Robert and the other POWs were sent to Fukuoka #23 with him was Pfc. Earl Burchard of A Company. The camp commandant gave each POW his job after talking to the man.

    There, Robert and the other POWs worked in a coal mine.  "We use to work ten days on the day shift and ten days night and the only time we got off was when we switched shifts-then we get the extra time until the alternate shift. It was a merry-go-round."  The POWs rotated shifts in the mine.  For ten days, they would work days and then rotated and worked ten nights.  A work day for the prisoners lasted 12 to 14 hours.  Recalling his time as a POW, he said, "One day was the same as another, as far as we were concerned over there.  We use to work ten days on the day shift and ten nights and the only time off was when we switched shifts - then we'd get the extra time until the alternate shift." 

    The POWs in the camp were fed mainly rice.  "Rice and more rice - only it was never enough."  But, they also ate seaweed and potato tops.  There were times that the POWs ate grass.   Since the diet were so bad, Robert developed pellagra and beriberi.

    The day that the atomic bomb was dropped on Nagasaki, Robert recalled the camp shook since it was 80 miles from the city. 
    On August 28th, B-29s appeared over the camp.
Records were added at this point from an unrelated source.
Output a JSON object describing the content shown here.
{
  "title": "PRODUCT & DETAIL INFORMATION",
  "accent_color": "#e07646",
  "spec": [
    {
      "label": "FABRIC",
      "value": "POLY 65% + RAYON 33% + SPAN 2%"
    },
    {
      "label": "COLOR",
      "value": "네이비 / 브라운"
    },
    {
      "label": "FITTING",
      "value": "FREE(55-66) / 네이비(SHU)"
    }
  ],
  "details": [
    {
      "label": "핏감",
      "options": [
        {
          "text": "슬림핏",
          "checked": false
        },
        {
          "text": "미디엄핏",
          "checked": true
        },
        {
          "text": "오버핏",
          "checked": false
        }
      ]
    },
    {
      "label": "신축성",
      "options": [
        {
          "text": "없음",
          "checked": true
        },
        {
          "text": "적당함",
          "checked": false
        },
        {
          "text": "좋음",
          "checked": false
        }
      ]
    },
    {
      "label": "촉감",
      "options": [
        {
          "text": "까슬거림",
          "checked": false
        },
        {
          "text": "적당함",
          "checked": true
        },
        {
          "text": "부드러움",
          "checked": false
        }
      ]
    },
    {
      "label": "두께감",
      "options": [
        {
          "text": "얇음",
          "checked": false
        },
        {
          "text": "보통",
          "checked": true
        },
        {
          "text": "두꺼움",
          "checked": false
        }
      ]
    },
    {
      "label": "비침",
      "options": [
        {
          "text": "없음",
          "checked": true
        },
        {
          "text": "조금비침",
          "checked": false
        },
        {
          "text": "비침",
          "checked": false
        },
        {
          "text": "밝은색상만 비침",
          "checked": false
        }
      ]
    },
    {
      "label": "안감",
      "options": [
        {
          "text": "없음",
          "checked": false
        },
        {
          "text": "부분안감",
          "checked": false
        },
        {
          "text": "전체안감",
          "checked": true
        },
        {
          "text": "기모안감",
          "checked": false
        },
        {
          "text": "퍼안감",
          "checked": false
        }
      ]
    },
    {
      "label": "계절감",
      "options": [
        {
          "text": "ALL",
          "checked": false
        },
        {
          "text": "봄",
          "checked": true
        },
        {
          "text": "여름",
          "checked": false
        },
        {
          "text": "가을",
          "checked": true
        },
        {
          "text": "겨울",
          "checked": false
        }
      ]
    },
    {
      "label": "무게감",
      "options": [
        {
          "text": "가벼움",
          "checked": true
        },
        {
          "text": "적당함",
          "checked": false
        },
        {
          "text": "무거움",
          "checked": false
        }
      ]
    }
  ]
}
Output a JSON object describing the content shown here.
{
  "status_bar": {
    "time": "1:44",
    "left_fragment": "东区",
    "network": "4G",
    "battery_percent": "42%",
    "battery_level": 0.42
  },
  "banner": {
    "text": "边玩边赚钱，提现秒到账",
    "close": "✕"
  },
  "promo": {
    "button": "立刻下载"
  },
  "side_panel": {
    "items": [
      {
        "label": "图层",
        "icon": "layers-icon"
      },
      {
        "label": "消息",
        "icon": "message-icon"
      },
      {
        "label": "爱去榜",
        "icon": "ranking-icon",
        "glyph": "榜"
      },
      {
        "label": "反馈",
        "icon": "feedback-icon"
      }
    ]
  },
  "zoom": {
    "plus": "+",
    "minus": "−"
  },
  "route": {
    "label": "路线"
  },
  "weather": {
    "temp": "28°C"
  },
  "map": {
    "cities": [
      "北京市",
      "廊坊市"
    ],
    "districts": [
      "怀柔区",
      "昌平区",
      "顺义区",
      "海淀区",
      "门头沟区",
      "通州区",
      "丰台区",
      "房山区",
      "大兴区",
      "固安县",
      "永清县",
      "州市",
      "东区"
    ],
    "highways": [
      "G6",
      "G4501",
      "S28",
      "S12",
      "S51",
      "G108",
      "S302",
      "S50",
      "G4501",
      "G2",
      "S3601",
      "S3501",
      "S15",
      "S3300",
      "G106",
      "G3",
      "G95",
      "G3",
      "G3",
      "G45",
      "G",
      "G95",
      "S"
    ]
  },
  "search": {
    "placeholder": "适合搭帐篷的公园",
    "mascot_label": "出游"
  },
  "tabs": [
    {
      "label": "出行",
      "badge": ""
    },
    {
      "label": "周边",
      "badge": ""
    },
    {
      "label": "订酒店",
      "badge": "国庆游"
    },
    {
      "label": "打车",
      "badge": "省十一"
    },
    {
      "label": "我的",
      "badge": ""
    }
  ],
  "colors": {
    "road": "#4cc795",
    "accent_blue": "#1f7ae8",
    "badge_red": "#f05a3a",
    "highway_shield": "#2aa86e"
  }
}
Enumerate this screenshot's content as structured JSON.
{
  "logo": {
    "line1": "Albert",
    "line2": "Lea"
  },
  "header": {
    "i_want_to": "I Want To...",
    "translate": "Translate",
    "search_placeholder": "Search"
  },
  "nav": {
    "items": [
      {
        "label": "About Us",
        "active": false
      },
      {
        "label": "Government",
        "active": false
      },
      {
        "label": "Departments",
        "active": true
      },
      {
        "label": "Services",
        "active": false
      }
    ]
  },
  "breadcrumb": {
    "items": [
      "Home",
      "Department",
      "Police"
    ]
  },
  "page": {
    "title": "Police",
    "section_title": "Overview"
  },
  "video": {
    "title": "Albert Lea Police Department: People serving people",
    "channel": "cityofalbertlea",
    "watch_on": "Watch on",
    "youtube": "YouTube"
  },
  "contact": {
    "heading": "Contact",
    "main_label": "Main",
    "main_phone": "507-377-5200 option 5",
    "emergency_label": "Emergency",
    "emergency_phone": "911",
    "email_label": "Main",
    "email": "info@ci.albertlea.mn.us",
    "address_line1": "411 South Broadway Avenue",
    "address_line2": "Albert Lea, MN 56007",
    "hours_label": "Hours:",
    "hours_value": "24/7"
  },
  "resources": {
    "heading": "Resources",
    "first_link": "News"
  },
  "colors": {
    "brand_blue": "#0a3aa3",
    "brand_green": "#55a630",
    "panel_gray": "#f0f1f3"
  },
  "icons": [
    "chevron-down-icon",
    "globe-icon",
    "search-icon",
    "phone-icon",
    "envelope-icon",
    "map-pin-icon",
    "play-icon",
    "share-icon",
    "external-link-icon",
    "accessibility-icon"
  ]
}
Two of the planes circled and dropped fifty gallon drums to  the POWs.  For the first time, the POWs knew they were now in charge.  Most of the guards quickly disappeared.  On September 15th, Americans arrived in the camp.  When he was liberated, John weighed less than 80 pounds.  The POWs were taken by truck to the train station.  They road the train to Nagasaki.  Once there, they were given physicals, deloused, and the seriously ill were boarded onto a hospital ship.  The rest were taken by the U.S.S. Marathon to Okinawa.  They were than flown back to the Philippines before returning to the United States on the Dutch ship, the S.S. Klipfontein arriving there in October 1945.

    Robert returned to Janesville after the war and learned his father had died, in 1943, while he was a POW.  He was discharged from the army on May 26, 1947.  Robert married Eleanor Goehler and would move to Richmond, Illinois, where he was superintendent of the public works department until he retired in 1975. 

    Robert Bartz moved to Harrington, Texas, and in November 1977, he suffered a massive heart attack.  He appeared to be recovering when he suddenly passed away on March 6, 1978.  He was buried at Mont Meta Memorial Park, San Benito, Texas.



Return to A Company

Next